  67. R. Capelli, K. Das, R. D. Pellegrini et al., “Distribution of trace elements in organs of six species of cetaceans from the Ligurian Sea (Mediterranean), and the relationship with stable carbon and nitrogen ratios,” Science of the Total Environment, vol. 390, no. 2-3, pp. 569–578, 2008. View at Publisher · View at Google Scholar · View at PubMed · View at Scopus
  68. P. Kotze, H. H. du Preez, and J. H. J. van Vuren, “Bioaccumulation of copper and zinc in Oreochromis mossambicus and Clarias gariepinus, from the Olifants River, Mpumalanga, South Africa,” Water SA, vol. 25, no. 1, pp. 99–110, 1999. View at Google Scholar · View at Scopus

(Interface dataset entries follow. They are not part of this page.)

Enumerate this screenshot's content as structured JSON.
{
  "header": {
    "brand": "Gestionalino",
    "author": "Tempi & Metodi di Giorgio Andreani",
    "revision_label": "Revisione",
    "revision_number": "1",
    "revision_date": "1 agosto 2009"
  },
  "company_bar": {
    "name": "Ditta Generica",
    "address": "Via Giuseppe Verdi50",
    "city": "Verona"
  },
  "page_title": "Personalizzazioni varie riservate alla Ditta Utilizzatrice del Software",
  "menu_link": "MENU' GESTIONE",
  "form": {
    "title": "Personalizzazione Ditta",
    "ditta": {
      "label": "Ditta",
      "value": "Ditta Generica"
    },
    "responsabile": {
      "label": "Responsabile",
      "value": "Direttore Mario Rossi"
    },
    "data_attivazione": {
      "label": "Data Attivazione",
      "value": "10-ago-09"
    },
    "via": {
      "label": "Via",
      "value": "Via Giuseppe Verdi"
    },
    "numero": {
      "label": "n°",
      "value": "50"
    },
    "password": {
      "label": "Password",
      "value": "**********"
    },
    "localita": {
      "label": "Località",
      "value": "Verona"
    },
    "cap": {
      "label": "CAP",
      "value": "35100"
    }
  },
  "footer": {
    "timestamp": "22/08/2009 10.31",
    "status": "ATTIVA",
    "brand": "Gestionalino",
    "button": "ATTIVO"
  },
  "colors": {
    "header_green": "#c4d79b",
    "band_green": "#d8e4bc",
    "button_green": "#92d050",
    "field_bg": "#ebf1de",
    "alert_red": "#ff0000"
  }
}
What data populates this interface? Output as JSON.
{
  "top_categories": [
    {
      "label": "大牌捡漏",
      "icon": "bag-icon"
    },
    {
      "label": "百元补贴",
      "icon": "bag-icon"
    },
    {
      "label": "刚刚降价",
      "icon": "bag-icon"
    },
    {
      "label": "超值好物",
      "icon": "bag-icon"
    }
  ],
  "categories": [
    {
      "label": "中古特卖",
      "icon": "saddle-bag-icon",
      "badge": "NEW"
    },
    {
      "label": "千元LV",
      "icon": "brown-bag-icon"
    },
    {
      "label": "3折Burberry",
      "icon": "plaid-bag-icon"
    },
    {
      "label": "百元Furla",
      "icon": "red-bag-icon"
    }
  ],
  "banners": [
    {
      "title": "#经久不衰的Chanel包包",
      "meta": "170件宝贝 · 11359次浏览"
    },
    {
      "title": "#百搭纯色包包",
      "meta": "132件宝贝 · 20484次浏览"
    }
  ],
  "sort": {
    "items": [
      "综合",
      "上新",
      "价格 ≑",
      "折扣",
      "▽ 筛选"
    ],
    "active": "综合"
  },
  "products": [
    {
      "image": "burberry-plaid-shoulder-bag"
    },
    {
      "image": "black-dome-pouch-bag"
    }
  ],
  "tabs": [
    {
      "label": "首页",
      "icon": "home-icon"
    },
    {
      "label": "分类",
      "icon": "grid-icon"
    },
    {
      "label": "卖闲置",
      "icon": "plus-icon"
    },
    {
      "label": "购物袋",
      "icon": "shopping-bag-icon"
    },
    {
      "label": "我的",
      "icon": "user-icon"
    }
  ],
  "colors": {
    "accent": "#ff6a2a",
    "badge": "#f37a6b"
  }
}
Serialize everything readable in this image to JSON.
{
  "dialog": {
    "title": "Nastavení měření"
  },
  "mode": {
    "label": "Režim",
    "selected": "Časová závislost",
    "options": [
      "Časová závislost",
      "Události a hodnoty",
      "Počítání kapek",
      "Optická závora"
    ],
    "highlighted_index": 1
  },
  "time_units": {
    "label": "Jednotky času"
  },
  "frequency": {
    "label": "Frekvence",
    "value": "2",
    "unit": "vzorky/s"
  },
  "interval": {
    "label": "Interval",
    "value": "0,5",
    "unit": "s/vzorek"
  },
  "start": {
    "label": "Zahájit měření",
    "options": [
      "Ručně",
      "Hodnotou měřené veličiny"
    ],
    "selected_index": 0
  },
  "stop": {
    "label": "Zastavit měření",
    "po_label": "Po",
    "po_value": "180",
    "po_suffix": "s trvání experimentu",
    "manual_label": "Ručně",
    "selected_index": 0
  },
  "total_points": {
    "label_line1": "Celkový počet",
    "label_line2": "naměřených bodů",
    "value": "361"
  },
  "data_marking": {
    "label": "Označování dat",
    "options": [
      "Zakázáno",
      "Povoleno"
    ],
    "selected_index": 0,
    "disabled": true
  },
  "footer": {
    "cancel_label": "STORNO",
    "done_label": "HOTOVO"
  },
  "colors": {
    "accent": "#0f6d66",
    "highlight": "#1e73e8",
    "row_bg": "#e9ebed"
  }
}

  69. Z. Kljaković Gašpić, T. Zvonarić, N. Vrgoč, N. Odžak, and A. Barić, “Cadmium and lead in selected tissues of two commercially important fish species from the Adriatic Sea,” Water Research, vol. 36, no. 20, pp. 5023–5028, 2002. View at Publisher · View at Google Scholar · View at Scopus
  70. T. K. Grimsrud, S. R. Berge, T. Haldorsen, and A. Andersen, “Exposure to different forms of nickel and risk of lung cancer,” The American Journal of Epidemiology, vol. 156, no. 12, pp. 1123–1132, 2002. View at Publisher · View at Google Scholar · View at Scopus